The Netflix show Stranger Things may not be the most original Spielbergian homage to 1980s movies, but it’s a well-crafted, sincere love letter of the most endearing kind: It has Eggo waffles, Dungeons and Dragons, bicycles, and kids with psychokinetic abilities, along with an abundance of clever winks and nods to movies from that period. Look hard enough and you’ll spot references to Jaws, The Goonies, The Karate Kid, E.T. The Extra-Terrestrial, Twin Peaks, and dozens more flicks from one of sci-fi’s golden eras, nostalgia that evidently struck a cord.
An estimated 14 million people watched the series in its first 35 days of availability, number that were apparently music to Google’s opportunistic ears. On Friday, the search giant announced a partnership with Netflix that will see Stranger Things’ most iconic scenes and characters appear in Allo, Google’s voice messaging app.
Allo, for the unaware, is akin to messaging apps like WhatsApp, Facebook Messenger, Line, and the like. You sign up with a mobile phone number, and your conversations are synced locally to your phone.

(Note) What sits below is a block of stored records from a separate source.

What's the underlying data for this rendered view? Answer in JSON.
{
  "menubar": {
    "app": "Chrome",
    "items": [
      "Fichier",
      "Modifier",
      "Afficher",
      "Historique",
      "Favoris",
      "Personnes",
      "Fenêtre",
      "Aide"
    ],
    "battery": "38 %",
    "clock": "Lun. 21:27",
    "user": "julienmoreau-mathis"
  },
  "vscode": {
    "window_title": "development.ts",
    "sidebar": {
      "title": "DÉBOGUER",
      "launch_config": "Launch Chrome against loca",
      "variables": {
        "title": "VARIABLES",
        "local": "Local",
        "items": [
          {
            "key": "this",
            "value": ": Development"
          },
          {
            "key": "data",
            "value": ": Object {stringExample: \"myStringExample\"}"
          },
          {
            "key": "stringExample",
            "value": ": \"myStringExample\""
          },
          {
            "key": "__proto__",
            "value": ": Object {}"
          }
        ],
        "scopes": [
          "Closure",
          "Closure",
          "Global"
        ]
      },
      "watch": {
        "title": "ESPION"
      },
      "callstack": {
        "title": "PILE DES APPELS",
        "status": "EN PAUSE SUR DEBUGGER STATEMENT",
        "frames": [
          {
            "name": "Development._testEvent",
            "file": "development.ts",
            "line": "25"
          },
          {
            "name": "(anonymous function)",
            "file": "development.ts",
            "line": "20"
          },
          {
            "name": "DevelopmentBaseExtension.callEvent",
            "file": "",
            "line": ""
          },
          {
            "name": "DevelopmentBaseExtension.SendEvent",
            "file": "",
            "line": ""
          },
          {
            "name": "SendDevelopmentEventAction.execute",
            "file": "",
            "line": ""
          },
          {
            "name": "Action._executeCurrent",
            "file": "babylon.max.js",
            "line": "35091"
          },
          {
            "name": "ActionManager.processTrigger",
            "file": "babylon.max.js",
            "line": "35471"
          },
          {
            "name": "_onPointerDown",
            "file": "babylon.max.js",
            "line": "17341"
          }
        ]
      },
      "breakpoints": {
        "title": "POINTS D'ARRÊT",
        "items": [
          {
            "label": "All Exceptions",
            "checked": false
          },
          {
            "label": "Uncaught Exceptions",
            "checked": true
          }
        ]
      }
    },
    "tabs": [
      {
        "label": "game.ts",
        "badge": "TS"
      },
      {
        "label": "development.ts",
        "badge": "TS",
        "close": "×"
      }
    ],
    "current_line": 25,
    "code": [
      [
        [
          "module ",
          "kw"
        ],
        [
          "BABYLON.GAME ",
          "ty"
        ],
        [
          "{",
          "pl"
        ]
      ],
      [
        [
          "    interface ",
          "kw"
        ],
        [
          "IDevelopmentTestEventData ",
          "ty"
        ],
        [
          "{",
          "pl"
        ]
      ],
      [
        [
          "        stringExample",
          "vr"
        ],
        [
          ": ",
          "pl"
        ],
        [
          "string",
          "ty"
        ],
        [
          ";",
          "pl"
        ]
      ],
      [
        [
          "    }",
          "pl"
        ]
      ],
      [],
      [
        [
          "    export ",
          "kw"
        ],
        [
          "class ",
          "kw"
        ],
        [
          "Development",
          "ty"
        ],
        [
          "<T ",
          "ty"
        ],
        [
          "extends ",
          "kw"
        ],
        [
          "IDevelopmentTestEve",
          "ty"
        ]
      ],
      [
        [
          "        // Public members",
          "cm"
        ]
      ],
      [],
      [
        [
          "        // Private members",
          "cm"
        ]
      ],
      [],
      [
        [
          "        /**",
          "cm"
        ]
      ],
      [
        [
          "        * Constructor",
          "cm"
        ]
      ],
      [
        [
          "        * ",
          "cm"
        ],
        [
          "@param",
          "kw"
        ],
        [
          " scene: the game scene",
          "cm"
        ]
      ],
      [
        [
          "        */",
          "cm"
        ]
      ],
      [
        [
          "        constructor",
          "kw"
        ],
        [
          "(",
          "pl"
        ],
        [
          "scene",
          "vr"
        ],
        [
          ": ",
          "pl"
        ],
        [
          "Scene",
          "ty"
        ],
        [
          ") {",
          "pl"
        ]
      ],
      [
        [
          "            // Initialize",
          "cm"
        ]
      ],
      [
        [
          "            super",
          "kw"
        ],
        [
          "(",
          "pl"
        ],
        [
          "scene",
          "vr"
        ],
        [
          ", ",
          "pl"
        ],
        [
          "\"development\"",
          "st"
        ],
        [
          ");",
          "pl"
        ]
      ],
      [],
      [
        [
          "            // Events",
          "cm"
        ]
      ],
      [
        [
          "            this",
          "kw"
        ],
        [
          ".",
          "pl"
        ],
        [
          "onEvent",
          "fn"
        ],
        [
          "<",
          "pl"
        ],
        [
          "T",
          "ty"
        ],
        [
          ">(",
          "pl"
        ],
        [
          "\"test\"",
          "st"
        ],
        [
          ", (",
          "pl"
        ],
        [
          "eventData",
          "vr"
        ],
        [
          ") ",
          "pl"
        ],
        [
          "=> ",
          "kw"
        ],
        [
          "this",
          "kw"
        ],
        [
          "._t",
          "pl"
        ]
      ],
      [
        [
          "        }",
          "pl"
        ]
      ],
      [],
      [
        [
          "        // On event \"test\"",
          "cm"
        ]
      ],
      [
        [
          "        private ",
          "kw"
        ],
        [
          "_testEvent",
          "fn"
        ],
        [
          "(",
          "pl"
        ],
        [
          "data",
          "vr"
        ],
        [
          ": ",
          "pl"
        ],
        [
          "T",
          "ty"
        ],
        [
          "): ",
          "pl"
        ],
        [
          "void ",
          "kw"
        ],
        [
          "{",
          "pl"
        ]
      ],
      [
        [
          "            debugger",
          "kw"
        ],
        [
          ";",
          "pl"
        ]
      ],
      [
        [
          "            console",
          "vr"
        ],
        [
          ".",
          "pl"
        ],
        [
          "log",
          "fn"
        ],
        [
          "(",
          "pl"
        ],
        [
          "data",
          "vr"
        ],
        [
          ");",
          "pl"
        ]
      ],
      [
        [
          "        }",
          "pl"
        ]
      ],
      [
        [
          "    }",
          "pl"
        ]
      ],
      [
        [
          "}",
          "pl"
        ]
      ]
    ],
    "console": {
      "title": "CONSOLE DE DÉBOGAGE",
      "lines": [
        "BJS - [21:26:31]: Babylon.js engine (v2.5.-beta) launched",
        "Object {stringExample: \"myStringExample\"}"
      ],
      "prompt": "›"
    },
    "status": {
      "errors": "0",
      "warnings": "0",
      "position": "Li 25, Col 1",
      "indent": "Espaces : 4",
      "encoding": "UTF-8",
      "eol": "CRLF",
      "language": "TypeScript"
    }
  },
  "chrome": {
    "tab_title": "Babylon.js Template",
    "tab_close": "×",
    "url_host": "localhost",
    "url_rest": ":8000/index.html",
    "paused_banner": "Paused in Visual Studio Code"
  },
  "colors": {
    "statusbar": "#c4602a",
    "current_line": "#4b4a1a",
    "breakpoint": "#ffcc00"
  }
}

You’re mostly limited to messaging other Allo users, but an SMS relay lets you invite others to download and install the app.
Related: Despite mixed reviews, Google Allo has more than a million downloads in three days
Stranger Things is premiering on Allo in the form of a sticker pack that will no doubt ring a bell for any devotee of the show from the Duffer Brothers. There’s a graphic “Lando” cap, a sketched-out homemade slingshot, an animated seven-sided board game die, an impressionistic cathode ray tube TV, and more. All are a free download from within Allo’s sticker storefront, and appear alongside other images and GIFs in the messaging interface when installed.
And for Allo users who happen to live in New York City, there’s more: an AI-powered scavenger hunt. Type “Where is Barb” — a reference to a Stranger Things character’s untimely end — and you’ll receive directions to a location in the city’s SoHo district. From there, Allo will map the way to a “mind-control vending machine” that will drop a “suggestion chip.” That chip, when tapped, will divulge the location on one of several ’80s-era Halloween treats: a sticker, a BMX bike, a Panasonic boombox, a Pentax camera, and more.
Related: Hands-on: Google Allo
It’s not the first Stranger Things collaboration between Google and Netflix, believe it or not. The two tech giants worked together to craft a terrifying virtual reality experience for Google Cardboard, Google’s handset-powered VR hardware.
The Stranger Things tie-in is just one fresh coat of paint Allo’s gotten in recent days. A major update added a monochrome theme, a landscape orientation, direct messages, and the ability to reply to messages directly from notifications on iOS and Android. On iOS, you can now scribble on photos before you send them to friends. And on smartphones running Android 7.1 Nougat, Allo gained compatibility with the operating system’s split-screen mode — you can, for example, carry on a conversation in one window while watching clips from Stranger Things in another. Finally, it now plugs into the operating system’s new GIF keyboard tool and launcher shortcuts — you can search for animated clips to send a friend while you’re chatting, or quickly start a new conversation from the Allo shortcut on your home screen.
Allo may not be the blockbuster for Google in the same way that Stranger Things was for Netflix, but it has done well enough for itself. The nascent messaging platform managed to rack up more than a million downloads in three days, growth likely attributable to tight integration with Google’s intriguing eponymous intelligence, the Google Assistant. It’s an artificially intelligent bot that performs Google searches, plays games, sets alarms and reminders, and even suggests contextually appropriate replies to messages.
Related: “Stranger Things” Season 2 is confirmed! Here’s everything we know
Allo’s launch hasn’t been without its rough patches. After Google backtracked on a decision not to store Allo communications, privacy advocates including Edward Snowden protested, arguing that the service, which doesn’t encrypt most messages, would be subject to surveillance by law enforcement. (Allo offers secure messaging in Incognito Chats, involving secure messaging channels between a variable number of users, but it isn’t enabled by default.)